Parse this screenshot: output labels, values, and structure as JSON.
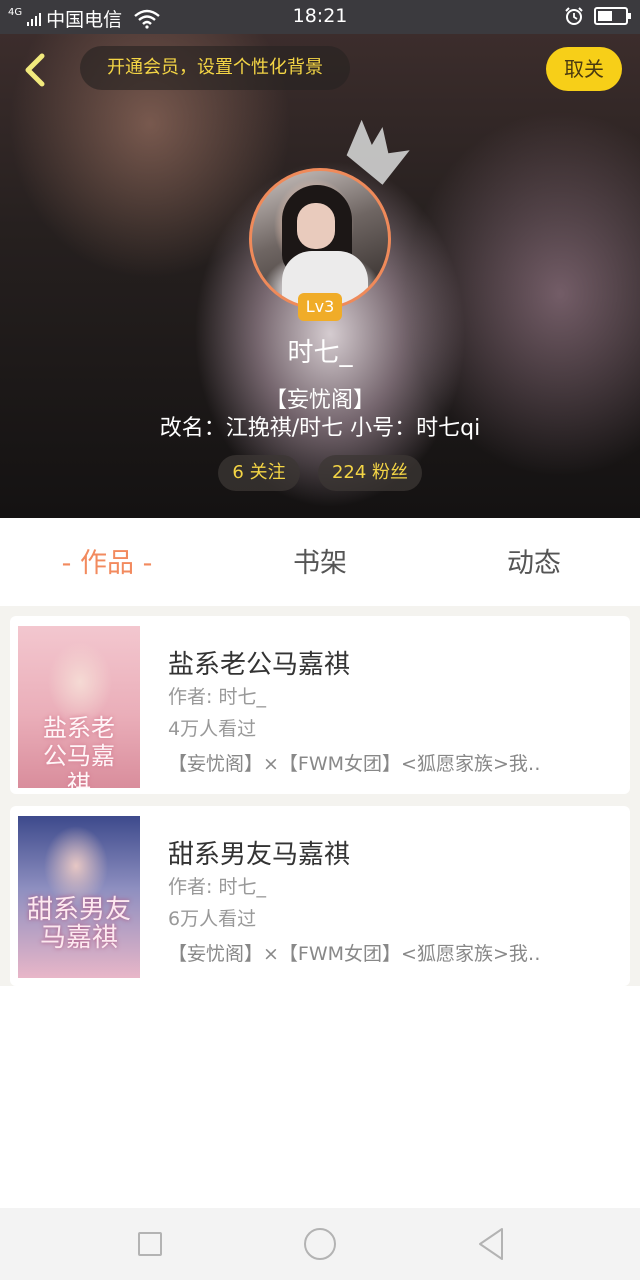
{
  "status_bar": {
    "network": "4G",
    "carrier": "中国电信",
    "time": "18:21"
  },
  "header": {
    "vip_banner": "开通会员，设置个性化背景",
    "unfollow_label": "取关",
    "level": "Lv3",
    "username": "时七_",
    "bio_line1": "【妄忧阁】",
    "bio_line2": "改名：江挽祺/时七 小号：时七qi",
    "following": "6 关注",
    "fans": "224 粉丝"
  },
  "tabs": {
    "works": "- 作品 -",
    "shelf": "书架",
    "moments": "动态"
  },
  "books": [
    {
      "title": "盐系老公马嘉祺",
      "author": "作者: 时七_",
      "views": "4万人看过",
      "description": "【妄忧阁】×【FWM女团】<狐愿家族>我…",
      "cover_text": "盐系老公马嘉祺"
    },
    {
      "title": "甜系男友马嘉祺",
      "author": "作者: 时七_",
      "views": "6万人看过",
      "description": "【妄忧阁】×【FWM女团】<狐愿家族>我…",
      "cover_text": "甜系男友马嘉祺"
    }
  ],
  "colors": {
    "accent_yellow": "#f7cf18",
    "active_tab": "#f28a5e",
    "level_badge": "#f0ac28"
  },
  "icons": {
    "back": "back-arrow-icon",
    "crown": "crown-icon",
    "nav_recent": "square-icon",
    "nav_home": "circle-icon",
    "nav_back": "triangle-back-icon"
  }
}
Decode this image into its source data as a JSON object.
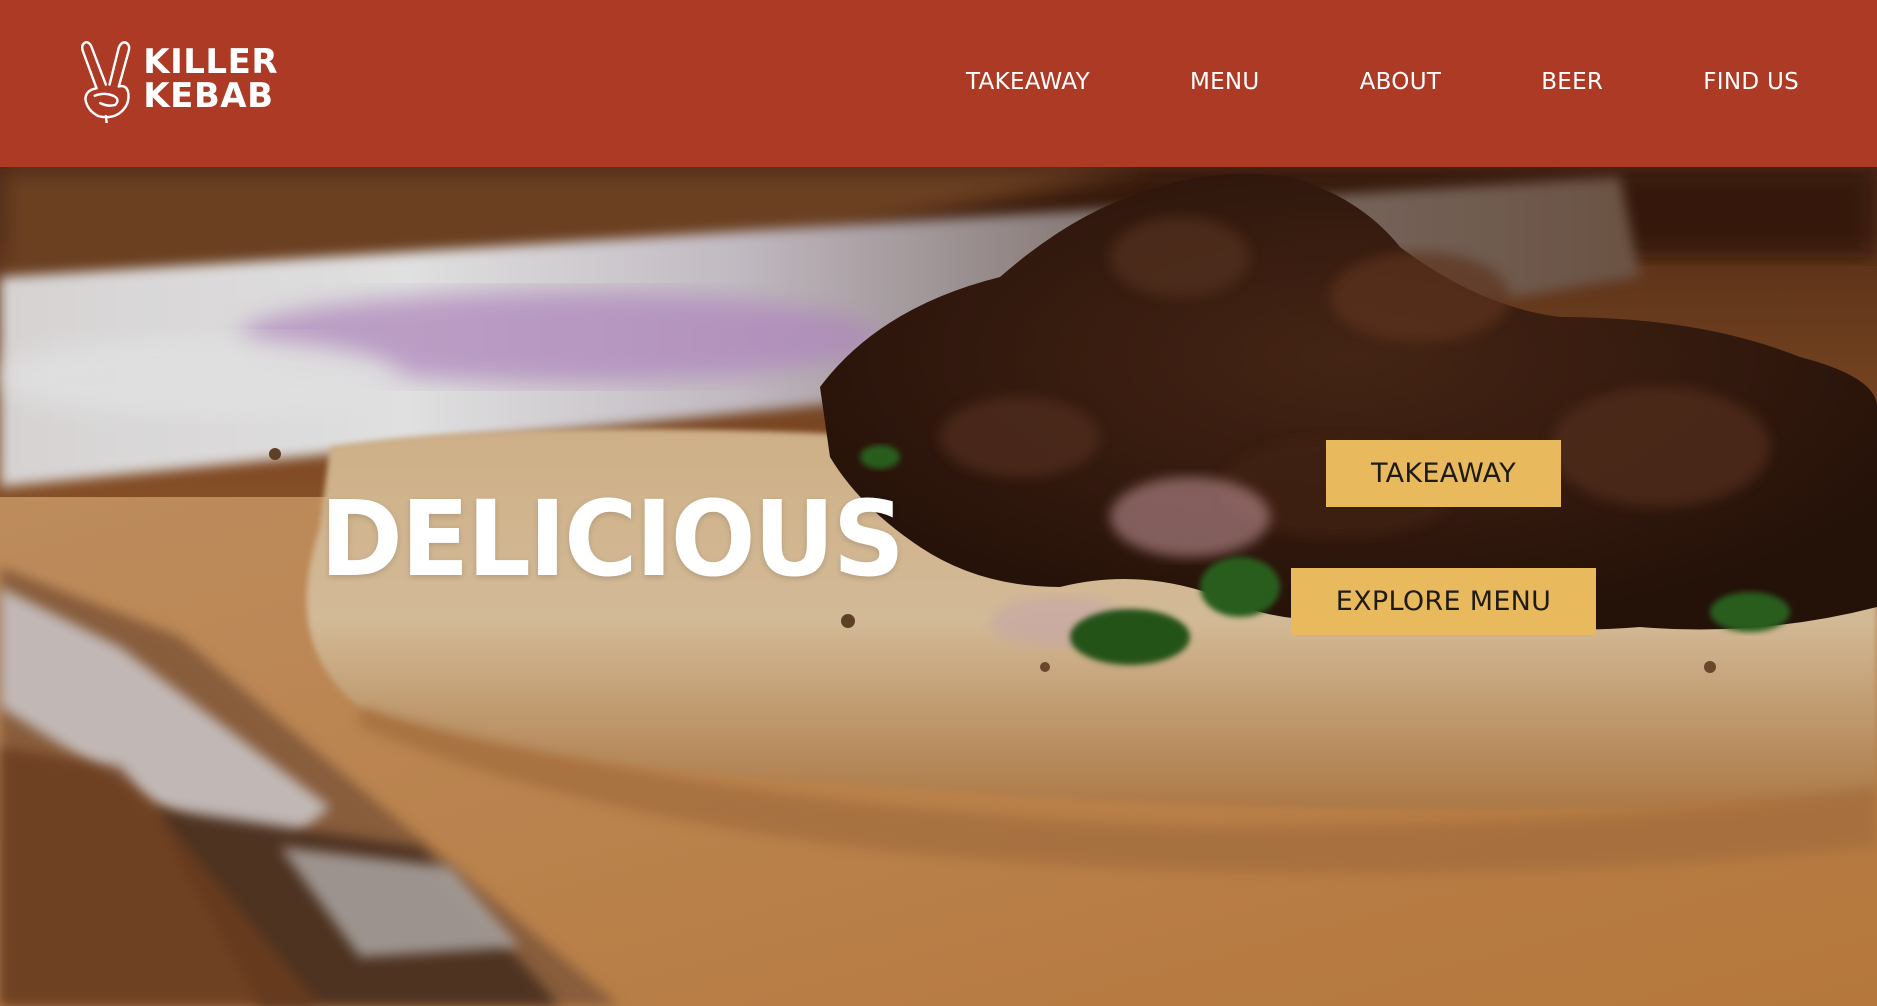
{
  "brand": {
    "name_line1": "KILLER",
    "name_line2": "KEBAB",
    "logo_icon": "peace-hand-icon",
    "header_color": "#ad3a24"
  },
  "nav": {
    "items": [
      {
        "label": "TAKEAWAY"
      },
      {
        "label": "MENU"
      },
      {
        "label": "ABOUT"
      },
      {
        "label": "BEER"
      },
      {
        "label": "FIND US"
      }
    ]
  },
  "hero": {
    "title": "DELICIOUS",
    "cta_takeaway": "TAKEAWAY",
    "cta_menu": "EXPLORE MENU",
    "cta_color": "#e9b95e"
  }
}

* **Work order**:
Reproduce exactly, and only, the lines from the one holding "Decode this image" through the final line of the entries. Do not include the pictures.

* **Problem solution**:
Decode this image into its source data as a JSON object.
{
  "brand": {
    "name_line1": "KILLER",
    "name_line2": "KEBAB",
    "logo_icon": "peace-hand-icon",
    "header_color": "#ad3a24"
  },
  "nav": {
    "items": [
      {
        "label": "TAKEAWAY"
      },
      {
        "label": "MENU"
      },
      {
        "label": "ABOUT"
      },
      {
        "label": "BEER"
      },
      {
        "label": "FIND US"
      }
    ]
  },
  "hero": {
    "title": "DELICIOUS",
    "cta_takeaway": "TAKEAWAY",
    "cta_menu": "EXPLORE MENU",
    "cta_color": "#e9b95e"
  }
}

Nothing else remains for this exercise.